Try it
Keep the lines exact and the pictures out as you repeat the following listing.

..........

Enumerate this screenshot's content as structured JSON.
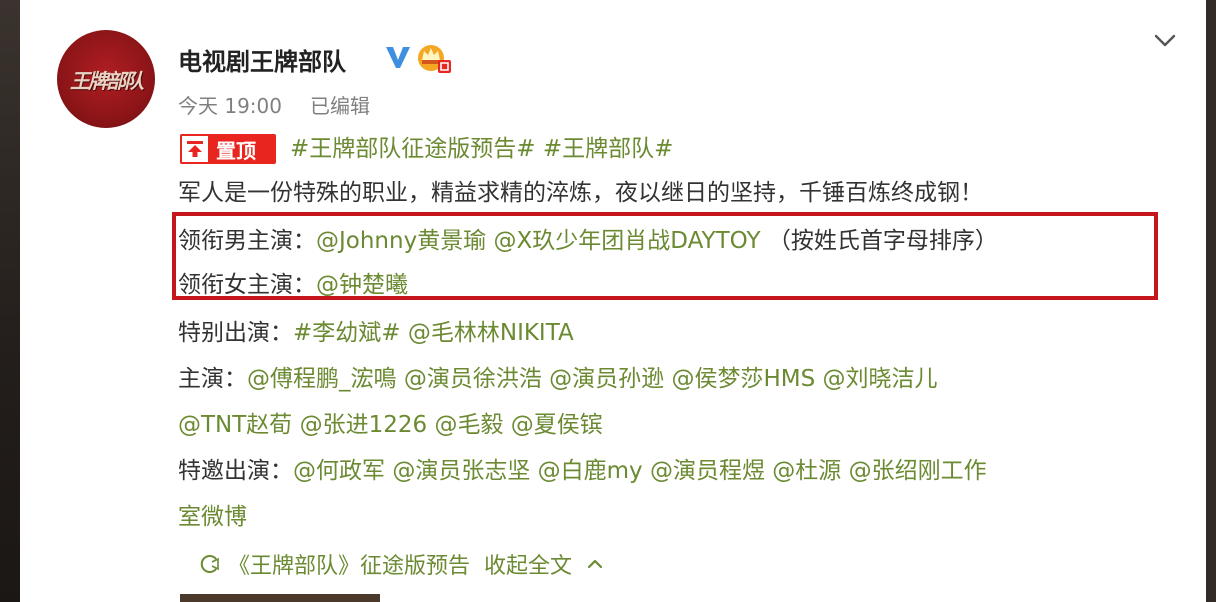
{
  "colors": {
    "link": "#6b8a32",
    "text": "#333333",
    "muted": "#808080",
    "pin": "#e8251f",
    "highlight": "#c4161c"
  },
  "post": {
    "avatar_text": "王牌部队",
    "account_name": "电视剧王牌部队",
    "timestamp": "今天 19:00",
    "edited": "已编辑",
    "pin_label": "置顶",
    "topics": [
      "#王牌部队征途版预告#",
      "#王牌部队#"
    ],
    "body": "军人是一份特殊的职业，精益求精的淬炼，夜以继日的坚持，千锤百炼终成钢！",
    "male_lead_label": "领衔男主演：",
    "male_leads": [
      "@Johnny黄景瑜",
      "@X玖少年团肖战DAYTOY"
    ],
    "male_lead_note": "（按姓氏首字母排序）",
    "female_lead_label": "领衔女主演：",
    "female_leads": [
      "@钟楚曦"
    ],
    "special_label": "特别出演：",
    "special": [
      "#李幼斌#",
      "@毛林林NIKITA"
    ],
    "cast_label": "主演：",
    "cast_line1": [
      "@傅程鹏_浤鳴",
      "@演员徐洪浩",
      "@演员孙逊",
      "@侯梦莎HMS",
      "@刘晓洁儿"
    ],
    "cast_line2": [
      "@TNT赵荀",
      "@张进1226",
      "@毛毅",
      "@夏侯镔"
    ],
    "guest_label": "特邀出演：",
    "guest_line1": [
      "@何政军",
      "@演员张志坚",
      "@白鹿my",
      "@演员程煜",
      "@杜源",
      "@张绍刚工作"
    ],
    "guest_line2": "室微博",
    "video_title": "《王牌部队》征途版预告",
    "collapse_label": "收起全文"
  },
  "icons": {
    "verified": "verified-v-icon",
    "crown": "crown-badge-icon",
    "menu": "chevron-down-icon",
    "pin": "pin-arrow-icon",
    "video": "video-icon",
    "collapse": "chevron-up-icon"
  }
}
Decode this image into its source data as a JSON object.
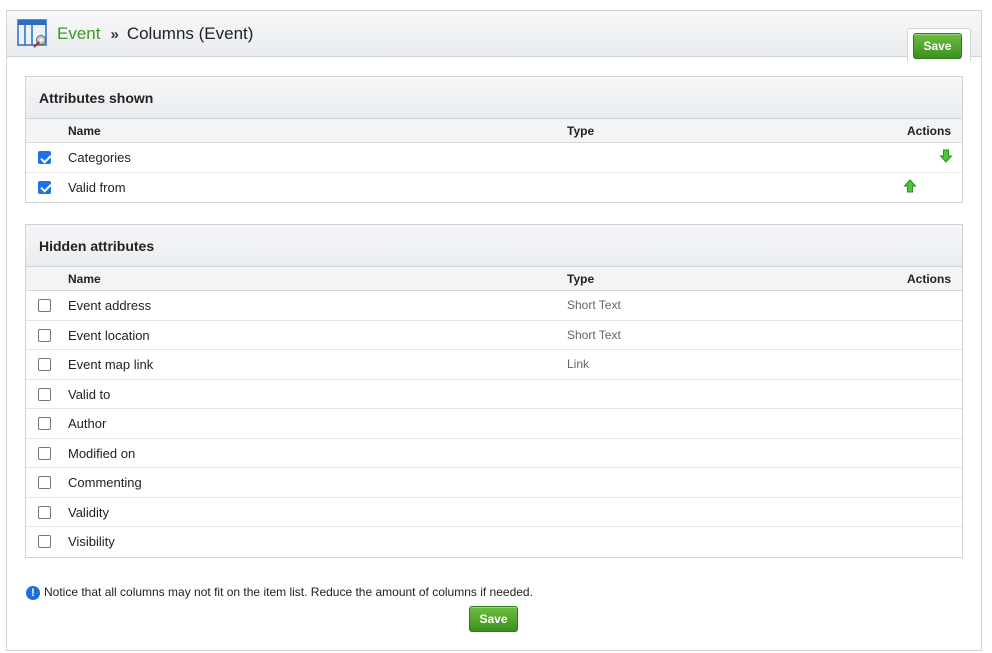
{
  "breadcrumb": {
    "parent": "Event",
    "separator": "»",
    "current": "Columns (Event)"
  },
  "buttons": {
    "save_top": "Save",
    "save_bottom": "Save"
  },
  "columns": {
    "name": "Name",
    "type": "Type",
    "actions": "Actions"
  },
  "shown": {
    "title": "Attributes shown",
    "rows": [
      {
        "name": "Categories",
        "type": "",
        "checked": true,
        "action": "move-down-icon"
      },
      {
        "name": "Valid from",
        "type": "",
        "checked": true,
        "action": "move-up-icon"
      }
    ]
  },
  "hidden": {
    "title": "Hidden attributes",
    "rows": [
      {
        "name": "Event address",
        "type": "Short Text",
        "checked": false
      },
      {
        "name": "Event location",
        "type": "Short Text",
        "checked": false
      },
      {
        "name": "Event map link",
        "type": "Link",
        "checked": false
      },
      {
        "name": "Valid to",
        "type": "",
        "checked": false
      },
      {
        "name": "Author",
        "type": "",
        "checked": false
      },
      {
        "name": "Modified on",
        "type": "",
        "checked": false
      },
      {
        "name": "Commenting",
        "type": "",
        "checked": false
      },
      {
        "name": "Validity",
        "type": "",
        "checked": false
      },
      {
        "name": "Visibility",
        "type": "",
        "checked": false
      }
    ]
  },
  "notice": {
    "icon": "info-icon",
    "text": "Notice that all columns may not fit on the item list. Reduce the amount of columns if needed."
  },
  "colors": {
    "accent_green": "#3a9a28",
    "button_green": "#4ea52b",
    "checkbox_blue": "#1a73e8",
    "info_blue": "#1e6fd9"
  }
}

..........

Answer
Enumerate this screenshot's content as structured JSON.
{
  "colors": {
    "link": "#6b8a32",
    "text": "#333333",
    "muted": "#808080",
    "pin": "#e8251f",
    "highlight": "#c4161c"
  },
  "post": {
    "avatar_text": "王牌部队",
    "account_name": "电视剧王牌部队",
    "timestamp": "今天 19:00",
    "edited": "已编辑",
    "pin_label": "置顶",
    "topics": [
      "#王牌部队征途版预告#",
      "#王牌部队#"
    ],
    "body": "军人是一份特殊的职业，精益求精的淬炼，夜以继日的坚持，千锤百炼终成钢！",
    "male_lead_label": "领衔男主演：",
    "male_leads": [
      "@Johnny黄景瑜",
      "@X玖少年团肖战DAYTOY"
    ],
    "male_lead_note": "（按姓氏首字母排序）",
    "female_lead_label": "领衔女主演：",
    "female_leads": [
      "@钟楚曦"
    ],
    "special_label": "特别出演：",
    "special": [
      "#李幼斌#",
      "@毛林林NIKITA"
    ],
    "cast_label": "主演：",
    "cast_line1": [
      "@傅程鹏_浤鳴",
      "@演员徐洪浩",
      "@演员孙逊",
      "@侯梦莎HMS",
      "@刘晓洁儿"
    ],
    "cast_line2": [
      "@TNT赵荀",
      "@张进1226",
      "@毛毅",
      "@夏侯镔"
    ],
    "guest_label": "特邀出演：",
    "guest_line1": [
      "@何政军",
      "@演员张志坚",
      "@白鹿my",
      "@演员程煜",
      "@杜源",
      "@张绍刚工作"
    ],
    "guest_line2": "室微博",
    "video_title": "《王牌部队》征途版预告",
    "collapse_label": "收起全文"
  },
  "icons": {
    "verified": "verified-v-icon",
    "crown": "crown-badge-icon",
    "menu": "chevron-down-icon",
    "pin": "pin-arrow-icon",
    "video": "video-icon",
    "collapse": "chevron-up-icon"
  }
}
Decode this image into its source data as a JSON object.
{
  "breadcrumb": {
    "parent": "Event",
    "separator": "»",
    "current": "Columns (Event)"
  },
  "buttons": {
    "save_top": "Save",
    "save_bottom": "Save"
  },
  "columns": {
    "name": "Name",
    "type": "Type",
    "actions": "Actions"
  },
  "shown": {
    "title": "Attributes shown",
    "rows": [
      {
        "name": "Categories",
        "type": "",
        "checked": true,
        "action": "move-down-icon"
      },
      {
        "name": "Valid from",
        "type": "",
        "checked": true,
        "action": "move-up-icon"
      }
    ]
  },
  "hidden": {
    "title": "Hidden attributes",
    "rows": [
      {
        "name": "Event address",
        "type": "Short Text",
        "checked": false
      },
      {
        "name": "Event location",
        "type": "Short Text",
        "checked": false
      },
      {
        "name": "Event map link",
        "type": "Link",
        "checked": false
      },
      {
        "name": "Valid to",
        "type": "",
        "checked": false
      },
      {
        "name": "Author",
        "type": "",
        "checked": false
      },
      {
        "name": "Modified on",
        "type": "",
        "checked": false
      },
      {
        "name": "Commenting",
        "type": "",
        "checked": false
      },
      {
        "name": "Validity",
        "type": "",
        "checked": false
      },
      {
        "name": "Visibility",
        "type": "",
        "checked": false
      }
    ]
  },
  "notice": {
    "icon": "info-icon",
    "text": "Notice that all columns may not fit on the item list. Reduce the amount of columns if needed."
  },
  "colors": {
    "accent_green": "#3a9a28",
    "button_green": "#4ea52b",
    "checkbox_blue": "#1a73e8",
    "info_blue": "#1e6fd9"
  }
}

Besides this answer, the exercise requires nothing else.